So there’s a new MA on the block from London School of Theology. It’s advertised as
Beyond applied theology – the MA in Integrative Theology (MAiTh) can either be accessed and completed online worldwide or studied full or part-time on campus in London – what ever suits your lifestyle or needs better.
As I was looking at this, whilst thinking about how CODEC develops an appropriate MA, and whether it should be fully online/offline, and as the debate about MOOCs (and other assorted acronyms) continues, it’s interesting to see what other institutions are doing.
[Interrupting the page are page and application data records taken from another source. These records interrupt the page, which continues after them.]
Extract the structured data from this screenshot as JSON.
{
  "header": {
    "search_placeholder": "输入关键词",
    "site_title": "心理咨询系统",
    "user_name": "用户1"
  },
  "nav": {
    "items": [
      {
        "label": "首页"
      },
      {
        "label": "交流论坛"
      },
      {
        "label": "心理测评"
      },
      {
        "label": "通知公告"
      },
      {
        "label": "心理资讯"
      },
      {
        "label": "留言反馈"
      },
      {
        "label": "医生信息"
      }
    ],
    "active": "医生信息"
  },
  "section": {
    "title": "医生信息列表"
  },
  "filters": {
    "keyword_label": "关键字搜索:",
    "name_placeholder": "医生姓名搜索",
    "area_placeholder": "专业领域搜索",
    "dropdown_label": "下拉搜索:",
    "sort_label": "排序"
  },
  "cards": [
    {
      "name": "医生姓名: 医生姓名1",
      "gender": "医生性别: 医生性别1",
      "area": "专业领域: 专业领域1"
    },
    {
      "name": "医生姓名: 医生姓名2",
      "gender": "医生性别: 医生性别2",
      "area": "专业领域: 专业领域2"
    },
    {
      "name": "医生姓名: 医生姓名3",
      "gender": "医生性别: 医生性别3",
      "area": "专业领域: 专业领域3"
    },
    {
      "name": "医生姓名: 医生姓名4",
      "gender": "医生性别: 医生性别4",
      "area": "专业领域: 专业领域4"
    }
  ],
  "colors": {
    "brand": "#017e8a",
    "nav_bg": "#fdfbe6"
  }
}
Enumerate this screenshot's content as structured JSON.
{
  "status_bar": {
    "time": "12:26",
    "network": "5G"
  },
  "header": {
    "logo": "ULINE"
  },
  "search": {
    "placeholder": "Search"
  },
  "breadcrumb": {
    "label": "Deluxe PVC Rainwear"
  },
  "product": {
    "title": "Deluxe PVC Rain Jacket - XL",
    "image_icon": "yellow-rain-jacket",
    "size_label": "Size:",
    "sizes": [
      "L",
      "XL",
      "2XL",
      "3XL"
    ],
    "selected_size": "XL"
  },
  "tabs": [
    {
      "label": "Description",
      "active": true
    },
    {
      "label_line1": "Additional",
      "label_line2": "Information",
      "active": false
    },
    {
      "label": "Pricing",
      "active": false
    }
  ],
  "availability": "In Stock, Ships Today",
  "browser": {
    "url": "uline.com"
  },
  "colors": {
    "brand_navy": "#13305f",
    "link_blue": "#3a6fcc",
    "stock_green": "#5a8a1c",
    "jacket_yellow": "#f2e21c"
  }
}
The recent JISC Learning and Teaching Experts session fed back information on research into what student expectations are of digital provision, a rather more updated version of something I spoke about in 2010 (5000+ views). What do people want/need to get out of (formal) learning? And that does need to be the core question and focus, rather than “how do we use this snazzy technology” which can be a legitimate focus in preparation, but not in defining the learning objectives. As my book indicated, at the end of the day, people are still human beings, with needs as adapted by culture and context, but essentially arriving in this world with similar needs and desires as they have for many years.
As I wrote in a PGCLTHE assignment:
We expect increasing numbers of students who are living at home, part-time, mature, or from overseas. Students will expect better access to online courses, and a more flexible approach to learning, with ‘pick-and-mix’degrees and opportunities to gain vocational experience through university-private-sector partnerships.
It’s interesting that LST is offering this in a blended way, and it will be interesting to see if a sense of community develops between those meeting face-to-face (which does always change the dynamics (and I love), but is not necessarily a ‘better’ means of connection) and those online, or if separate communities will develop. Last year JISC, in speaking about the use of technology as part of face-to-face teaching (where there’s a lot of emphasis on “contact hours” as meaning face-to-face):
“As the student body becomes more diverse, so institutions need to find ways to ensure that their teaching modes and materials reflect different learning preferences and types of study and attendance. Technology offers a range of ways to do this and to enhance student access to resources and staff both inside and outside university owned systems.”
There are many different learning styles. Many institutions have moved from chalk and talk/sage on the stage to guide on the side, and there’s definitely an extrovert bent to much teaching (get people chatting), but in a conversation with a colleague this morning, I mentioned that I love the group dynamic (as written about in another assignment)/relationship building/sharing knowledge (whether that is online or offline, and I have some idea of the focus of the topic), whereas she would rather be given the topic and sent off to research it. I have always thought that if the right framework is provided (online or offline), and the students are prepared to come in fully enthusiastic .. that’s the first ingredients towards success.
I like the fact that LST are offering this in a range of styles, and I’m looking forward to hearing how it works in practice (and wonder what their VLE looks like). At #ECSM14, I heard from Jon Dron about ‘The Landing’ – his institution is (I think 100%) distance learning (even most of the staff largely are), and how they sought to provide the social side of learning that many desire.
Digiexplorer (not guru), Senior Lecturer in Digital Marketing @ Manchester Metropolitan University. Interested in digital literacy and digital culture in the third sector (especially faith). Author of ‘Raising Children in a Digital Age’, regularly checks hashtag #DigitalParenting.